Marketers today juggle a number of objectives. Increase retention rates and LTV. Learn more about the customer while navigating data privacy laws. Be more impactful with fewer resources. Find ways to catch customers’ attention through noisy news feeds. Meet customer expectations.
Getting retention right isn’t easy. Today, retention matters more than ever, and marketers are looking for new tools and strategies to keep customers continually engaging with their brand. Based on our recent research and the marketers we talk with each day, here are their top challenges — and new strategies to overcome them.
A Retention Marketer’s Top Challenges
How do you keep customers excited about your brand and continue to engage? According to our recent “State of B2C Customer Retention” report, the biggest challenge to retention marketers is meeting the expectations of their customers. And they expect a lot these days. 71% of consumers expect that a brand will offer them a personalized experience. 66% of consumers expect brands to understand their unique needs. They expect great products and services. They want someone to reply to their questions when they message. Customers are simply looking to build a relationship with the brands they love. And if those expectations aren’t met, customers will build relationships elsewhere. So how can you build better relationships?
Having limited budgets and resources is another major challenge to retention marketing. The idea of ‘growth at any cost’ is dead, likely because the resources aren’t available. Today, it’s all about efficiency. So how can marketers be more efficient in retaining customers?
Another challenge is managing customer data. Between data privacy regulations, iOS privacy updates, and the anonymity of using third-party tools to target audiences, it’s hard to gather actionable information about your customers. Are there better ways to collect and manage data?
For retention marketers, it all comes back to understanding the customer and knowing how to keep them engaged. But not having a modern retention strategy can leave marketers unable to meet their customers’ expectations.
Overcoming the Challenges to Retention Marketing

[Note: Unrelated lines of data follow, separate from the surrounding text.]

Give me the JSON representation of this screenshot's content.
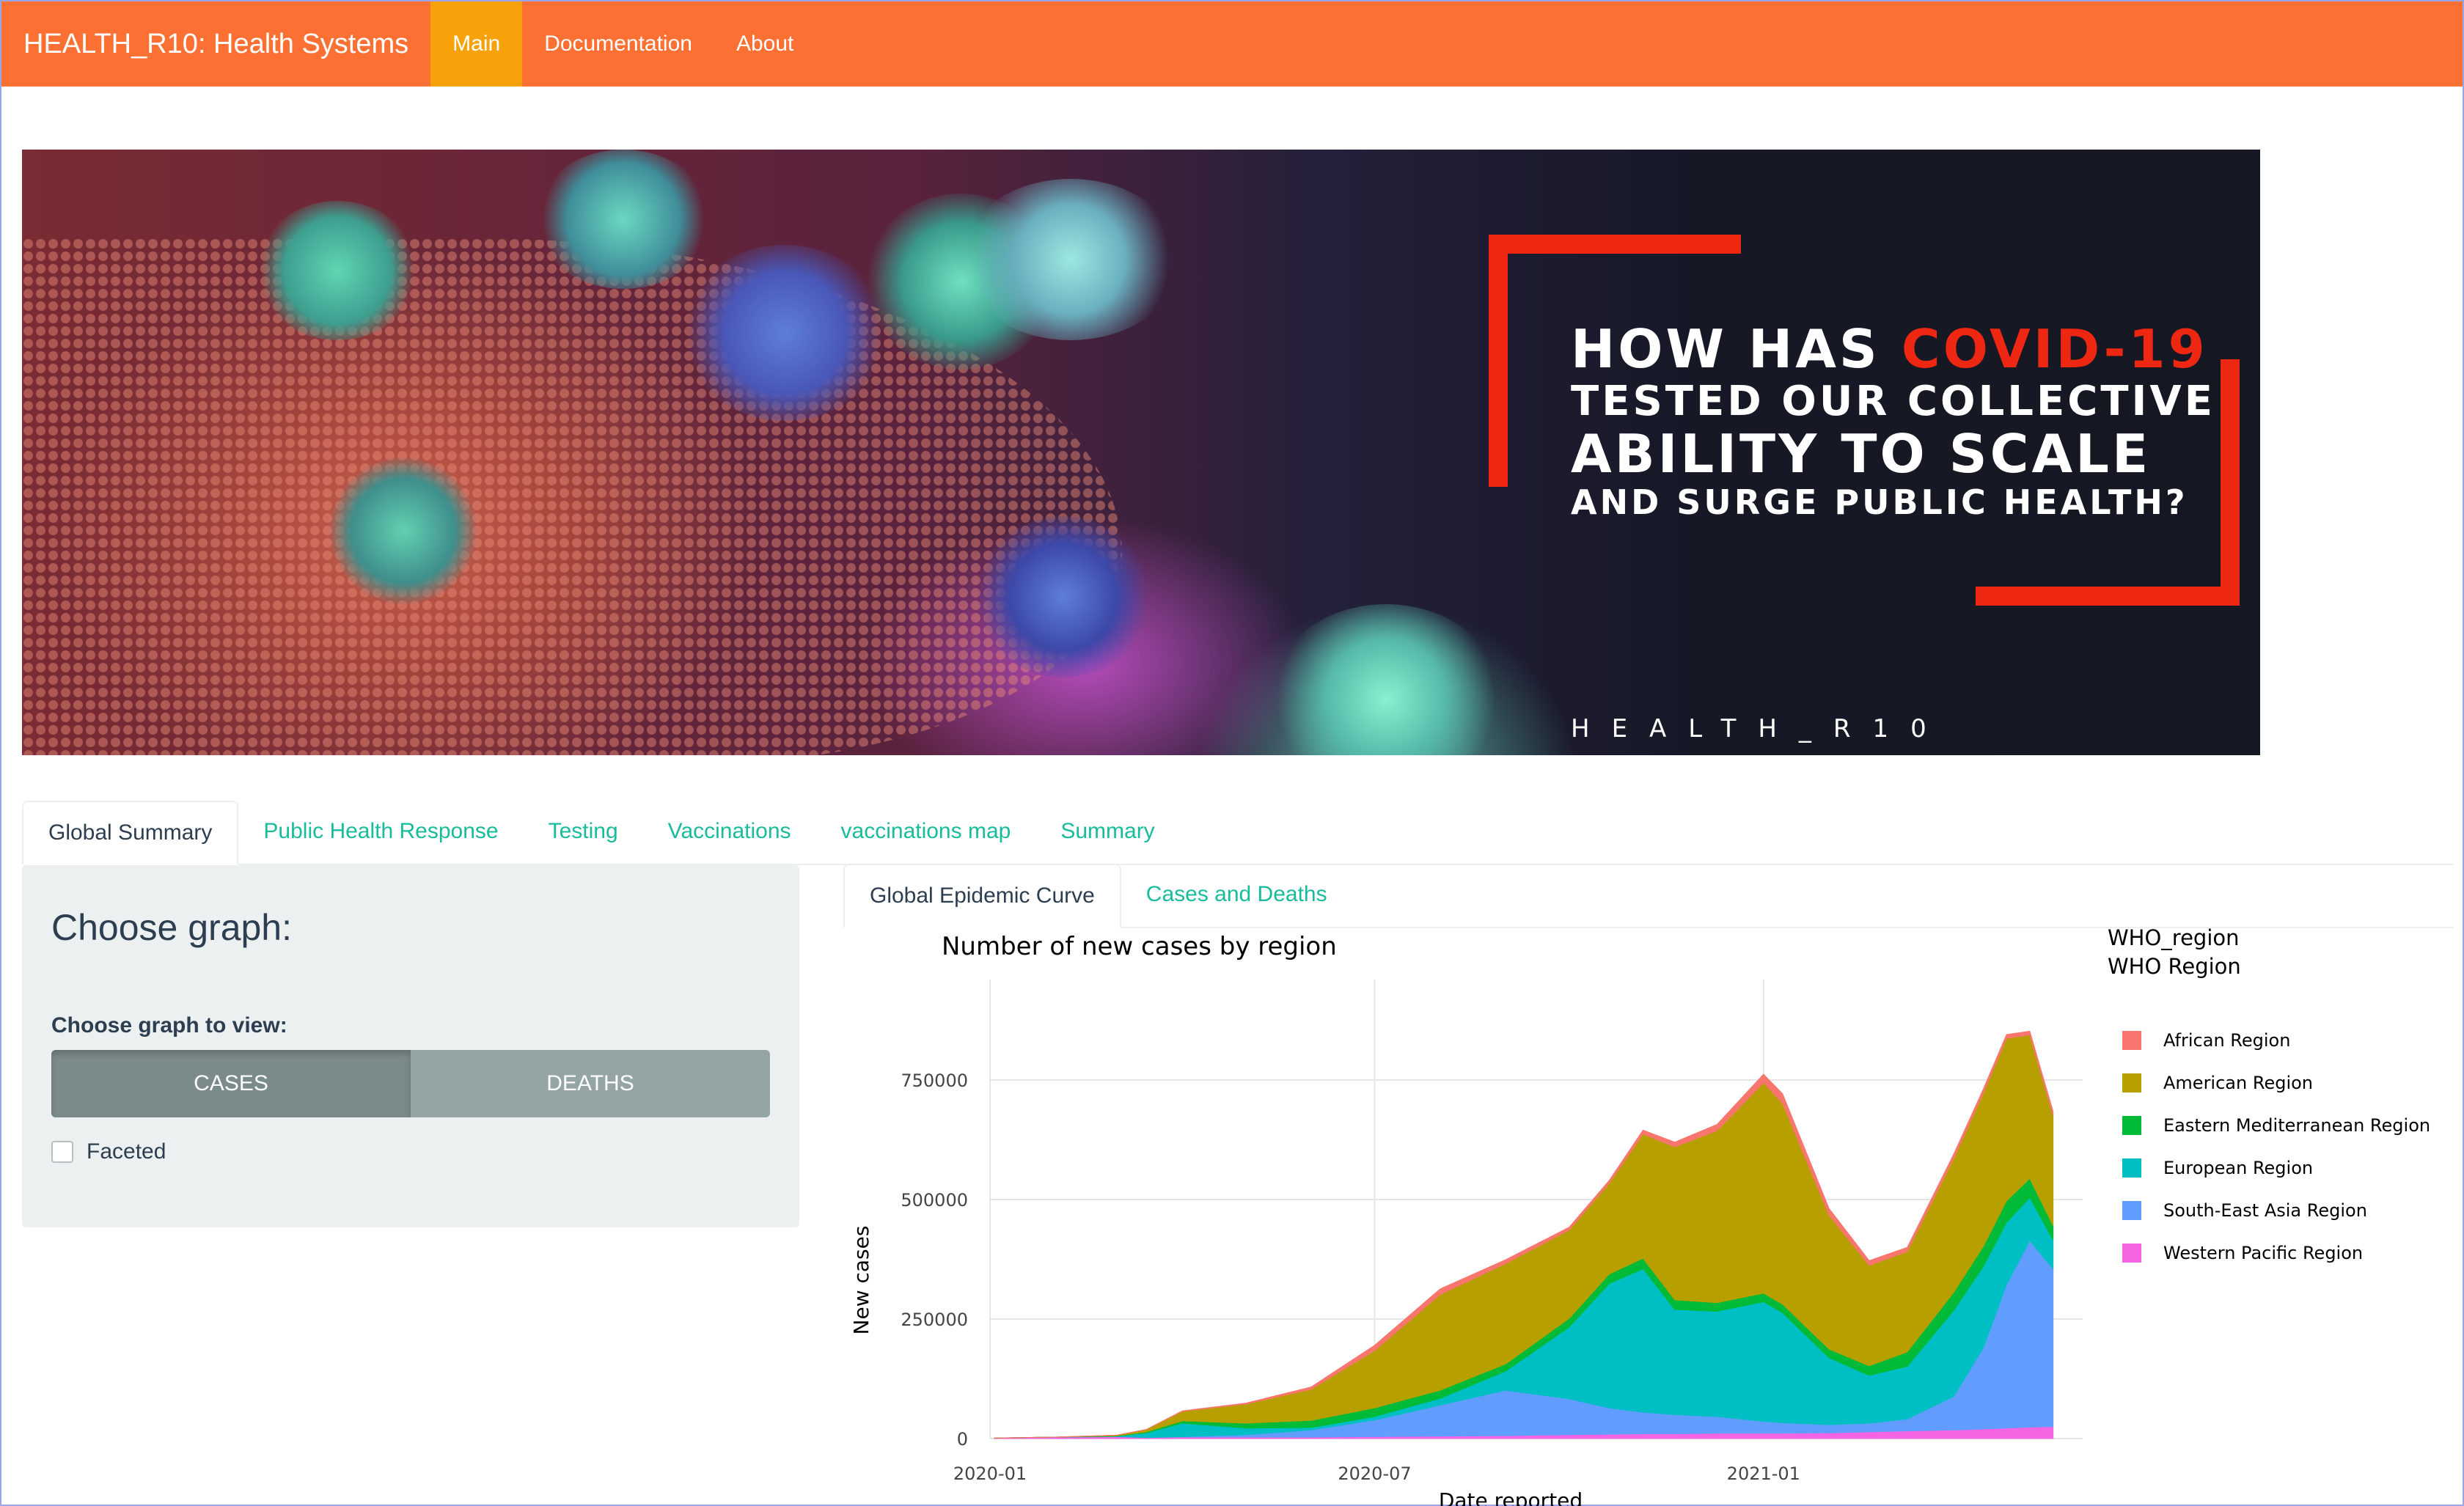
{
  "navbar": {
    "brand": "HEALTH_R10: Health Systems",
    "items": [
      {
        "label": "Main",
        "active": true
      },
      {
        "label": "Documentation",
        "active": false
      },
      {
        "label": "About",
        "active": false
      }
    ],
    "colors": {
      "bar": "#fd7033",
      "active": "#f8a20b"
    }
  },
  "banner": {
    "line1_prefix": "HOW HAS ",
    "line1_accent": "COVID-19",
    "line2": "TESTED OUR COLLECTIVE",
    "line3": "ABILITY TO SCALE",
    "line4": "AND SURGE PUBLIC HEALTH?",
    "subtitle": "HEALTH_R10",
    "accent_color": "#ee2713"
  },
  "tabs": [
    {
      "label": "Global Summary",
      "active": true
    },
    {
      "label": "Public Health Response",
      "active": false
    },
    {
      "label": "Testing",
      "active": false
    },
    {
      "label": "Vaccinations",
      "active": false
    },
    {
      "label": "vaccinations map",
      "active": false
    },
    {
      "label": "Summary",
      "active": false
    }
  ],
  "sidebar": {
    "title": "Choose graph:",
    "label": "Choose graph to view:",
    "buttons": [
      {
        "label": "CASES",
        "active": true
      },
      {
        "label": "DEATHS",
        "active": false
      }
    ],
    "checkbox": {
      "label": "Faceted",
      "checked": false
    }
  },
  "subtabs": [
    {
      "label": "Global Epidemic Curve",
      "active": true
    },
    {
      "label": "Cases and Deaths",
      "active": false
    }
  ],
  "chart_data": {
    "type": "area",
    "stacked": true,
    "title": "Number of new cases by region",
    "xlabel": "Date reported",
    "ylabel": "New cases",
    "x_ticks": [
      "2020-01",
      "2020-07",
      "2021-01"
    ],
    "y_ticks": [
      0,
      250000,
      500000,
      750000
    ],
    "ylim": [
      0,
      960000
    ],
    "legend_title_line1": "WHO_region",
    "legend_title_line2": "WHO Region",
    "legend_position": "right",
    "grid": true,
    "x": [
      "2020-01-03",
      "2020-02-01",
      "2020-03-01",
      "2020-03-15",
      "2020-04-01",
      "2020-05-01",
      "2020-06-01",
      "2020-07-01",
      "2020-08-01",
      "2020-09-01",
      "2020-10-01",
      "2020-10-20",
      "2020-11-05",
      "2020-11-20",
      "2020-12-10",
      "2021-01-01",
      "2021-01-10",
      "2021-02-01",
      "2021-02-20",
      "2021-03-10",
      "2021-04-01",
      "2021-04-15",
      "2021-04-26",
      "2021-05-07",
      "2021-05-18"
    ],
    "series": [
      {
        "name": "Western Pacific Region",
        "color": "#f564e3",
        "values": [
          1000,
          3000,
          4000,
          2000,
          3000,
          3000,
          3000,
          4000,
          5000,
          6000,
          8000,
          9000,
          10000,
          10000,
          11000,
          11000,
          11000,
          12000,
          14000,
          16000,
          18000,
          20000,
          22000,
          24000,
          25000
        ]
      },
      {
        "name": "South-East Asia Region",
        "color": "#619cff",
        "values": [
          0,
          0,
          0,
          0,
          1000,
          5000,
          15000,
          35000,
          65000,
          95000,
          75000,
          55000,
          45000,
          40000,
          35000,
          25000,
          22000,
          17000,
          18000,
          25000,
          70000,
          170000,
          300000,
          390000,
          330000
        ]
      },
      {
        "name": "European Region",
        "color": "#00bfc4",
        "values": [
          0,
          0,
          1000,
          10000,
          28000,
          14000,
          5000,
          7000,
          14000,
          40000,
          150000,
          260000,
          300000,
          220000,
          220000,
          250000,
          230000,
          140000,
          100000,
          110000,
          180000,
          170000,
          130000,
          90000,
          60000
        ]
      },
      {
        "name": "Eastern Mediterranean Region",
        "color": "#00ba38",
        "values": [
          0,
          0,
          1000,
          2000,
          5000,
          10000,
          15000,
          18000,
          17000,
          15000,
          18000,
          20000,
          22000,
          20000,
          18000,
          18000,
          18000,
          18000,
          20000,
          30000,
          38000,
          42000,
          45000,
          40000,
          30000
        ]
      },
      {
        "name": "American Region",
        "color": "#b79f00",
        "values": [
          0,
          0,
          1000,
          5000,
          20000,
          40000,
          65000,
          120000,
          200000,
          210000,
          185000,
          190000,
          260000,
          320000,
          360000,
          440000,
          420000,
          280000,
          210000,
          210000,
          280000,
          320000,
          340000,
          300000,
          230000
        ]
      },
      {
        "name": "African Region",
        "color": "#f8766d",
        "values": [
          0,
          0,
          0,
          0,
          1000,
          2000,
          5000,
          11000,
          12000,
          8000,
          6000,
          6000,
          8000,
          10000,
          13000,
          18000,
          20000,
          14000,
          10000,
          9000,
          9000,
          9000,
          8000,
          8000,
          9000
        ]
      }
    ]
  }
}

When it comes to achieving your retention goals, it always comes back to basics. Know your customer. Engage them where they are. Meet their needs. Here are five steps to better retention.
1: Make retention the core of your marketing strategy
Considering that it’s cheaper to retain a customer than acquire a new one, companies are prioritizing retention marketing as a more efficient strategy to help grow revenue in a challenging economic environment. Going forward, make retention the core of your marketing strategy. Identify opportunities to develop your team’s capabilities and competency for growing LTV. Evaluate your tech stack to identify which tools are working and which new tools you need to invest in. Finally, share your retention plan widely, articulate your KPIs, and show your retention efforts’ positive impact on revenue.
2: Meet customers where they are in two-way channels
Customers are looking for personalized experiences with brands on the channels where they already spend their time. In order to meet their expectations for unique, individualized interactions, reassess your retention strategies to focus on meeting them there. Identify channels that offer two-way engagement — like social media and messaging apps — so that you can invite them into a conversation. Using automation allows you to have an always-on approach to messaging so customers can interact with your brand whenever they want to. And retargeting is as easy as sending another message to pick up the conversation.
3: Collect and act on zero-party data
One of the biggest challenges to marketers is collecting, managing, and acting on customer data, especially with the data privacy and iOS restrictions in place today. A great solution is to look at methods of collecting zero- and first-party data, or data given to you by the customer directly. This is another benefit of engaging with customers through one-to-one messaging: the data they give you directly is yours to keep.
Use zero- and first-party data to build meaningful segments based on real people and their interests — not transactional, anonymous, behavior-based segments. Despite rising privacy laws and regulations, customers are willing to give brands their information in privacy-safe ways if it’ll be used to improve their experience.
4: Stack new retention channels that enable two-way communication
Many marketers today still rely on email as a major channel. And while it’s usually still a top performing channel, email is a one-way communication with your customers. There’s no conversation, and you may not even know who they are — they’re just a name on a list. This is why marketers who want to increase their retention should look to add new channels that allow for that two-way communication.
Social media and messaging app platforms allow for more personalized, one-to-one methods to engage with customers. Go where your customers are and engage with them there, especially with younger audiences on the platforms they prefer. Grow your messaging contact list on these channels to offset dwindling email performance. Like any diversified portfolio, having a thoughtful channel mix leads to increasing incremental revenue gains today and better preparation for the future.
5: Invest more in retention marketing tech
Automation tools, platforms to manage customer data, analysis tools. Marketers don’t just need a modern approach to retention, but they need modern tools as well that can automatically target their customers with ongoing relevant content, offers, and updates. According to our report, retention tech is generating a positive ROI for 90% of those surveyed. The fact that the right tech tools can help increase retention — and given retention’s positive impact on revenue — makes it easy to make the case for updating old technology or an expanded budget.
Overcoming Retention Challenges Today
Marketers today are juggling a number of objectives in their efforts to build LTV and long-lasting relationships with customers. With a focus on using two-way channels, meeting customer expectations for personalization, and gathering declared data, you can build a great growth plan for the future.